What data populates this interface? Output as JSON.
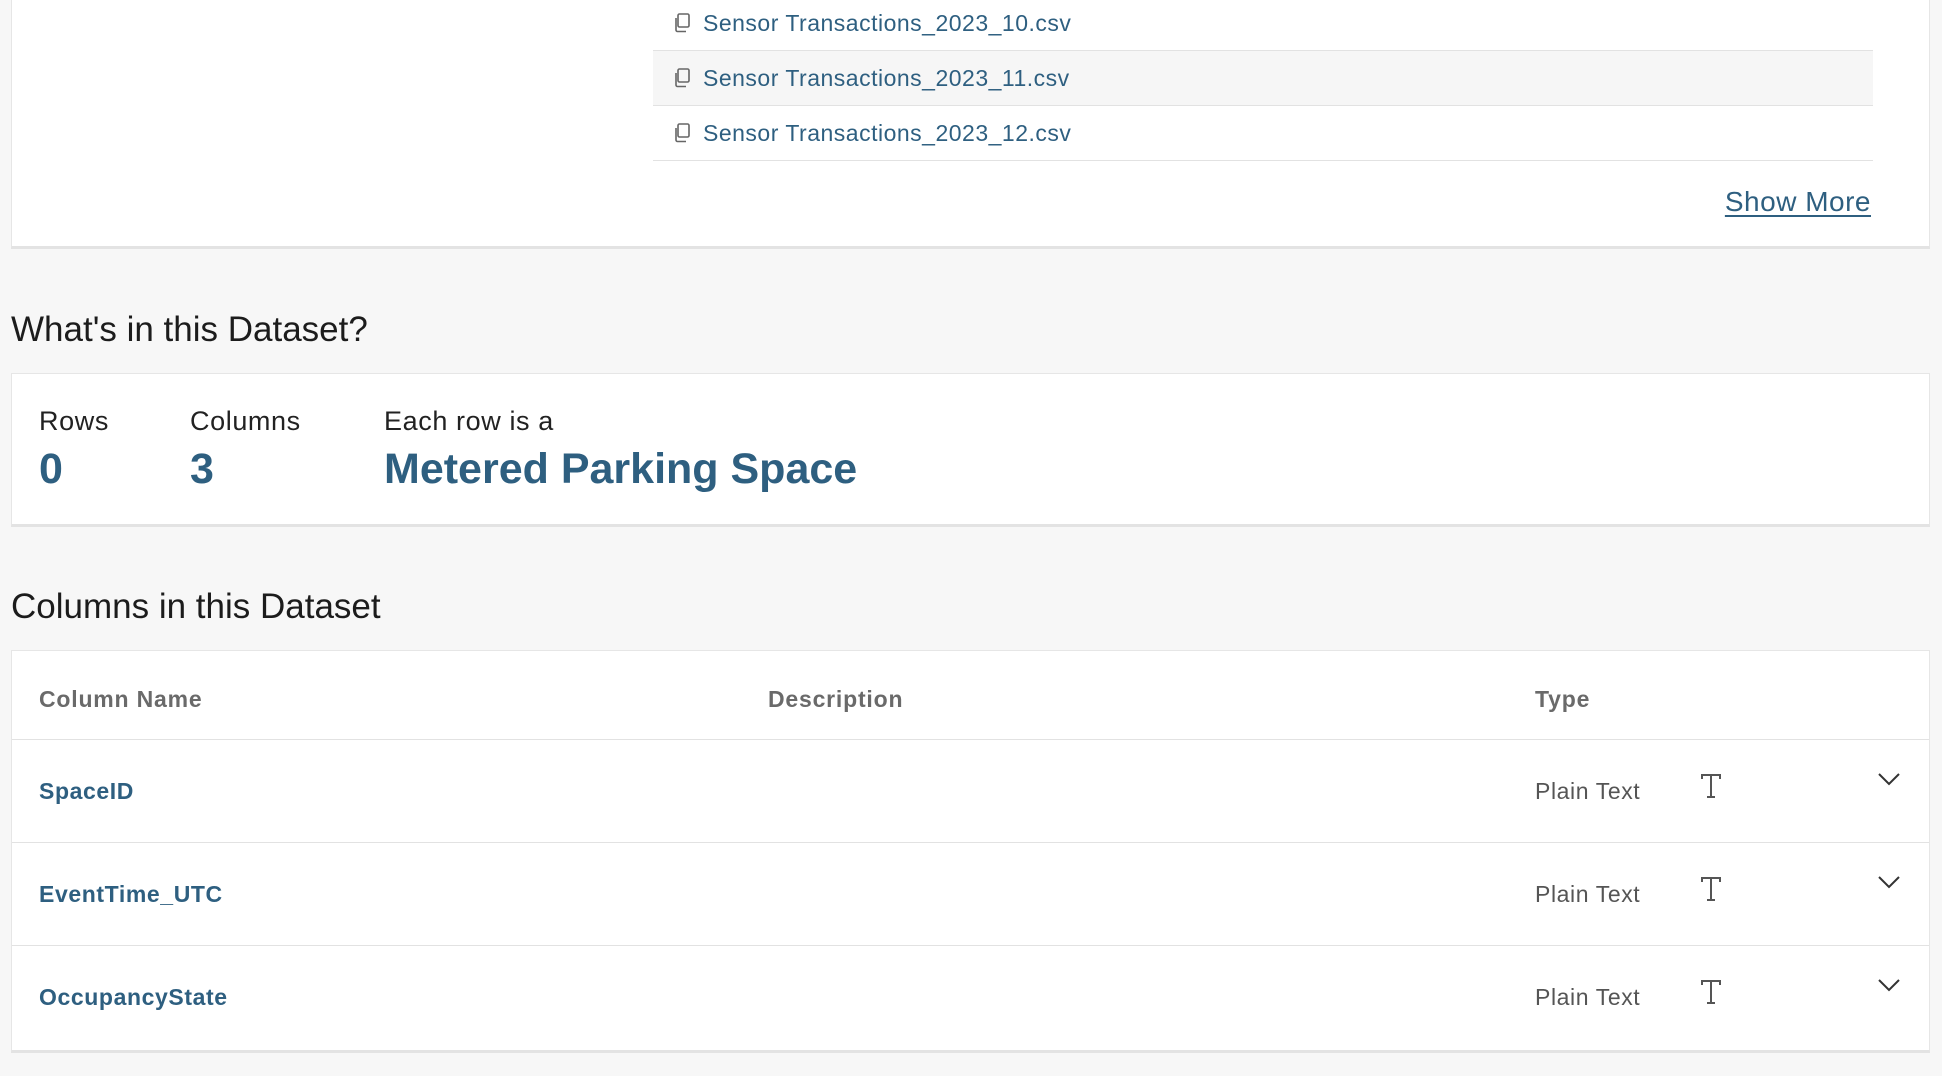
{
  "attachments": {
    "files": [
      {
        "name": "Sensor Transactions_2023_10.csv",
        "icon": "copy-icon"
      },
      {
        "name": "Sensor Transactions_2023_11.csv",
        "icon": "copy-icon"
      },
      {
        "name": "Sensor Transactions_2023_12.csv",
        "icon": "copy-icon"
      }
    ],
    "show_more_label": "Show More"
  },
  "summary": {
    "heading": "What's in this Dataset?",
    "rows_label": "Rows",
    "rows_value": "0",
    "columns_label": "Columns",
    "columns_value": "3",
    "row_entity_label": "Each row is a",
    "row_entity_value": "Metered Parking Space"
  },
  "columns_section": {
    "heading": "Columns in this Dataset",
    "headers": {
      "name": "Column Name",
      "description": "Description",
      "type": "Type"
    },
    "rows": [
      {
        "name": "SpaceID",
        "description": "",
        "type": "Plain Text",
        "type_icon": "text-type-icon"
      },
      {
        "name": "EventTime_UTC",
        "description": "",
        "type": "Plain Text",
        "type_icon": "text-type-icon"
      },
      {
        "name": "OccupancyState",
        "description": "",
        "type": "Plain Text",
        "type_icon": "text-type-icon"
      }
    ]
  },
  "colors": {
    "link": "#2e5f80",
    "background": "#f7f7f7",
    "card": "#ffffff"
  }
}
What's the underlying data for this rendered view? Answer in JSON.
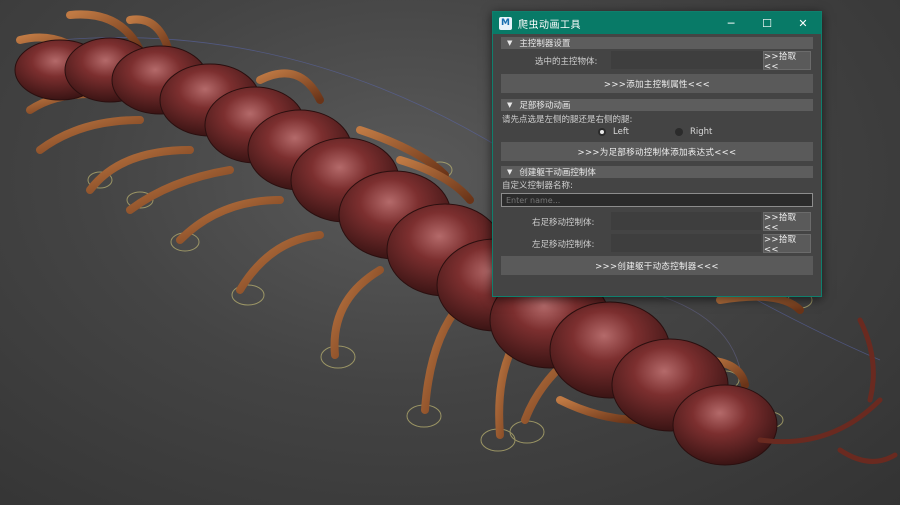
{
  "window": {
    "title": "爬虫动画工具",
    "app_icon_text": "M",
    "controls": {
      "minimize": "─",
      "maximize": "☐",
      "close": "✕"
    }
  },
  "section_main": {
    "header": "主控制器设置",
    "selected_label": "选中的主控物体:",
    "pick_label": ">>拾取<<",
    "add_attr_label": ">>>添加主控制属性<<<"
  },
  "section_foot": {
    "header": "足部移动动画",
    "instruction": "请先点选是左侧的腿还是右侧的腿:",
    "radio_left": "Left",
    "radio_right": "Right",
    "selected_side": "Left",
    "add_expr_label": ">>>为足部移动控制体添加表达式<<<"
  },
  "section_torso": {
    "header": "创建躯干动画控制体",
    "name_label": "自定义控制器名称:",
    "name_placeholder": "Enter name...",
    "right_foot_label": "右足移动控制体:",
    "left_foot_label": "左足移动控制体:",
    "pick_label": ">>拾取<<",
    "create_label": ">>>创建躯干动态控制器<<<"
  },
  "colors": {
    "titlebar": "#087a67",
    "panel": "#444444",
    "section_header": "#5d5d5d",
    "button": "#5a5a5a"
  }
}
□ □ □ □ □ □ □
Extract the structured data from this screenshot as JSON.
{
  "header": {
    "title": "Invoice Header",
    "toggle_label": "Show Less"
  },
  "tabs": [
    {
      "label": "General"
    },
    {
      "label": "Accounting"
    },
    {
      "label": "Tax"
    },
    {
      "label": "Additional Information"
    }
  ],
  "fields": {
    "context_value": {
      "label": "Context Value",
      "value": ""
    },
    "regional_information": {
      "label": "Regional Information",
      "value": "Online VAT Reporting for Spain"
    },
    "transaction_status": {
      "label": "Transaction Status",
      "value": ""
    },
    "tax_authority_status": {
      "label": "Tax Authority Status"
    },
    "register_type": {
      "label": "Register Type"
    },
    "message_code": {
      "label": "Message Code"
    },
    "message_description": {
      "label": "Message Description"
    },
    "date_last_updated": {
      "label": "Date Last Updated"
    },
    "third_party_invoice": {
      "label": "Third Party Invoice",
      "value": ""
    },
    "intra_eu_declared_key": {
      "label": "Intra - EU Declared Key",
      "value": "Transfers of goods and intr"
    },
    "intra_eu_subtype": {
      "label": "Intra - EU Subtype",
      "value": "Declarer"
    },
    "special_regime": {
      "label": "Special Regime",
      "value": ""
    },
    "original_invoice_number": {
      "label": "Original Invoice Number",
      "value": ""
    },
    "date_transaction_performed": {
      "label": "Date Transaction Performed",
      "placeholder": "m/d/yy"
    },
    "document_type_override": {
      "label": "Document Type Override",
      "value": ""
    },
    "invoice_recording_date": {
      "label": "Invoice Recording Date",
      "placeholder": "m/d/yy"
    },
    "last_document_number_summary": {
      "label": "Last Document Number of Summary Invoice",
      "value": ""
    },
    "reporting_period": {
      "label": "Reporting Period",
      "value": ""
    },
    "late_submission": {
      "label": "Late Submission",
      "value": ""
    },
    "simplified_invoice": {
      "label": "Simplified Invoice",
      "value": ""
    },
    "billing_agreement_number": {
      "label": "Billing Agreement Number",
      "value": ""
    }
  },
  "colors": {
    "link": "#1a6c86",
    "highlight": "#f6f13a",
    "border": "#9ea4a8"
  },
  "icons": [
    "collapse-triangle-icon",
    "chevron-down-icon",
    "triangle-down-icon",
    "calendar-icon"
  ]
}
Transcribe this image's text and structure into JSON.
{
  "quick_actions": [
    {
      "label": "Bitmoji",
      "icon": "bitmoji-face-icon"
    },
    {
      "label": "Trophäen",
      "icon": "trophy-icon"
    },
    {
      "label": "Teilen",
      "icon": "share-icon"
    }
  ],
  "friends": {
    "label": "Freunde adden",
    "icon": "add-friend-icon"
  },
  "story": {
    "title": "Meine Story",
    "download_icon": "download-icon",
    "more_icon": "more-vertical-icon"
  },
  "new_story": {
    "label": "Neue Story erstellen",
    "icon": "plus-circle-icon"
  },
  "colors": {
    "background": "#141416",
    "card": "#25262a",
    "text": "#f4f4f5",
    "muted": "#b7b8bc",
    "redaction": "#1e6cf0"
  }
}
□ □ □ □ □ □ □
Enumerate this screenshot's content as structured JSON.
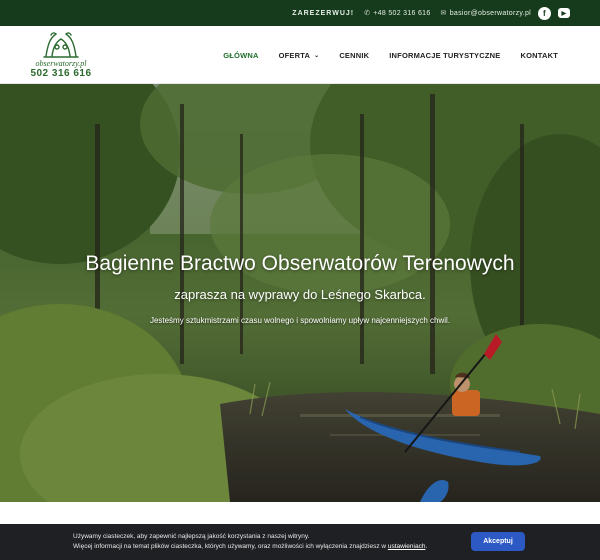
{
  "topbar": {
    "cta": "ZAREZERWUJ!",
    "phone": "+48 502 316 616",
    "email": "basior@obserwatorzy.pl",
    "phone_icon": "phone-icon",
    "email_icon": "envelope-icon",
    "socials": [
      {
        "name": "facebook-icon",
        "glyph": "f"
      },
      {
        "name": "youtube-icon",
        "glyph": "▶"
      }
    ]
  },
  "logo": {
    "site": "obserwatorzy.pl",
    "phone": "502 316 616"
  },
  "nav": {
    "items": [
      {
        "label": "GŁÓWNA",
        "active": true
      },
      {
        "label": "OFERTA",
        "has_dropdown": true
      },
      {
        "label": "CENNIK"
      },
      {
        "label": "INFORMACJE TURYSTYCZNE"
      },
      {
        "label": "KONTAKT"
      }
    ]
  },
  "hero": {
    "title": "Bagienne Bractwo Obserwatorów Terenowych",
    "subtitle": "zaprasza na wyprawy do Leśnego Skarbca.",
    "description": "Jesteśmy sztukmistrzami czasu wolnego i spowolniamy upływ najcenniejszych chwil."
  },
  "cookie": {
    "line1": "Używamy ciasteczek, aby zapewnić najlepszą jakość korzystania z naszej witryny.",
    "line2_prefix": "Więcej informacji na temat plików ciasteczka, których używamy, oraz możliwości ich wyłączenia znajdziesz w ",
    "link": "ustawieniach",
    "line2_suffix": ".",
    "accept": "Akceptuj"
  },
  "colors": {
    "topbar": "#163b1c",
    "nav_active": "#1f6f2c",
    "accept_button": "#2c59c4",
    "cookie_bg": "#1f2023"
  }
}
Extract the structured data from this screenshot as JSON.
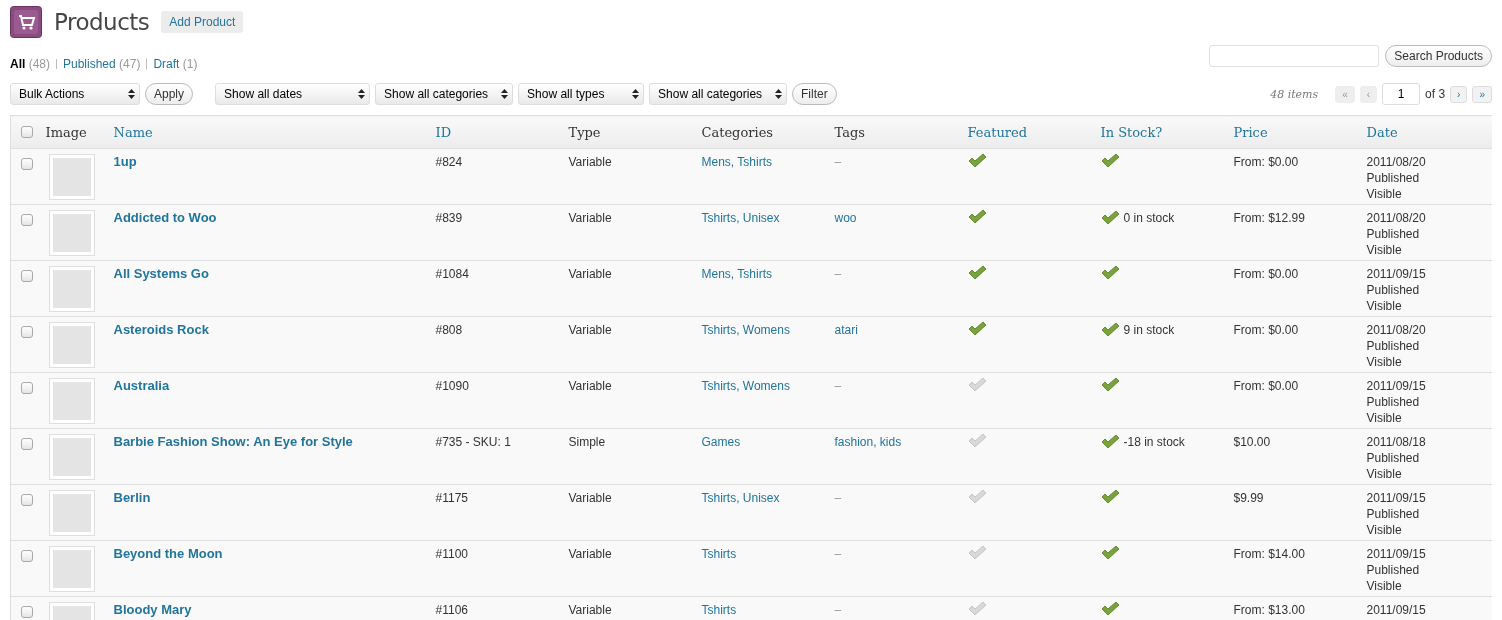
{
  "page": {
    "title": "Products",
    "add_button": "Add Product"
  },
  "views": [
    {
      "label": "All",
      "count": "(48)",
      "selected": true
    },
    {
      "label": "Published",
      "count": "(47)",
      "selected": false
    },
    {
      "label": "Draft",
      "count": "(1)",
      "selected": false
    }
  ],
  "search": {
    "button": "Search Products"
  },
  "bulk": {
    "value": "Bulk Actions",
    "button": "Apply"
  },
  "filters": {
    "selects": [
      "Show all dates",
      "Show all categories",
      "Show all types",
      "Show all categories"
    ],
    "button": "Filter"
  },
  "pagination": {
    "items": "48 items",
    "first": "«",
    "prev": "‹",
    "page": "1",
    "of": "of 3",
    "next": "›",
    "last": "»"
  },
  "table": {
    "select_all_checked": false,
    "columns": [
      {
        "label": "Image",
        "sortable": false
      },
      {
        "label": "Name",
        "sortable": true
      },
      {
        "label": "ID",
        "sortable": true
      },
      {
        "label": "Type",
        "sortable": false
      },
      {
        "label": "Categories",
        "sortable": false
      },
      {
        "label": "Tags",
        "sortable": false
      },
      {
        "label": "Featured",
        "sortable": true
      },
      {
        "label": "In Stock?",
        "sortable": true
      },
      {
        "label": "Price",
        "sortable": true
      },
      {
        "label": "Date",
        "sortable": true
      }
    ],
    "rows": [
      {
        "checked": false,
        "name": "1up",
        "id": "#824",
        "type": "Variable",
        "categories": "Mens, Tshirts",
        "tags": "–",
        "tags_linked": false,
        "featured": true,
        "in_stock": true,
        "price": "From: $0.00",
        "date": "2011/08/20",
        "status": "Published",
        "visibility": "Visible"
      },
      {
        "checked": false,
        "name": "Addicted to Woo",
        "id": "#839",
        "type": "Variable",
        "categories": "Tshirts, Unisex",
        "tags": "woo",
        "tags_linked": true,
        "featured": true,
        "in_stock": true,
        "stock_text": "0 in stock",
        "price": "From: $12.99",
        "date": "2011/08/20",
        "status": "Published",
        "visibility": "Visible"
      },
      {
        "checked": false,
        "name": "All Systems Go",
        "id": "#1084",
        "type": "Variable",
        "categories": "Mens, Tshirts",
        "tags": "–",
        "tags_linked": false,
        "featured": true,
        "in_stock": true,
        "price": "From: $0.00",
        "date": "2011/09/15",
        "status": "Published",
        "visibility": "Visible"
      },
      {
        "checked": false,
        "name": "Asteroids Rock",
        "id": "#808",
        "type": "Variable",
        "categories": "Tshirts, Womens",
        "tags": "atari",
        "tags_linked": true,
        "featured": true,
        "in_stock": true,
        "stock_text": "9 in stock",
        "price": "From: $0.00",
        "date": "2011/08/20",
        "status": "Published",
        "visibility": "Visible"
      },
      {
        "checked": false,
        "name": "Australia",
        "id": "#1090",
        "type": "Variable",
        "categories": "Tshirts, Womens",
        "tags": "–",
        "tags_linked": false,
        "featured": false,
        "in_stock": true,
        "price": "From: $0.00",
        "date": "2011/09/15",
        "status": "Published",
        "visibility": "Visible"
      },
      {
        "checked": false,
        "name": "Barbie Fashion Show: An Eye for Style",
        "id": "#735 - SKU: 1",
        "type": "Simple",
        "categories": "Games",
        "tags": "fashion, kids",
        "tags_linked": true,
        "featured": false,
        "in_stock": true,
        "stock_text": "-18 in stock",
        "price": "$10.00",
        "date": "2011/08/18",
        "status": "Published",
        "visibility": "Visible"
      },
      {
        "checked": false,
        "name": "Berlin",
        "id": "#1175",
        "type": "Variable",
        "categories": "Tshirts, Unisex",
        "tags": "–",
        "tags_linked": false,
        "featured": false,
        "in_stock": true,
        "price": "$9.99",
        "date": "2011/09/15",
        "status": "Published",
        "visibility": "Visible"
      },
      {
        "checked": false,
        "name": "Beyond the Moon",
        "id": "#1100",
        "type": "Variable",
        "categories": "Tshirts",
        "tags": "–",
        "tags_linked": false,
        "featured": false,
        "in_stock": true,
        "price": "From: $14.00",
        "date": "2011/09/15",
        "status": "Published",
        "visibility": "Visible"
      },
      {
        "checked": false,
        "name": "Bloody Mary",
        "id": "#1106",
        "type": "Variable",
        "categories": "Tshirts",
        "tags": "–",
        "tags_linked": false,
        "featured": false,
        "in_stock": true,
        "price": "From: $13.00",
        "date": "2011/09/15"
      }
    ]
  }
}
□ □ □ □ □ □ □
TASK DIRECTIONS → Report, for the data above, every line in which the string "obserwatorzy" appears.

RESPONSE →
    "email": "basior@obserwatorzy.pl",
    "site": "obserwatorzy.pl",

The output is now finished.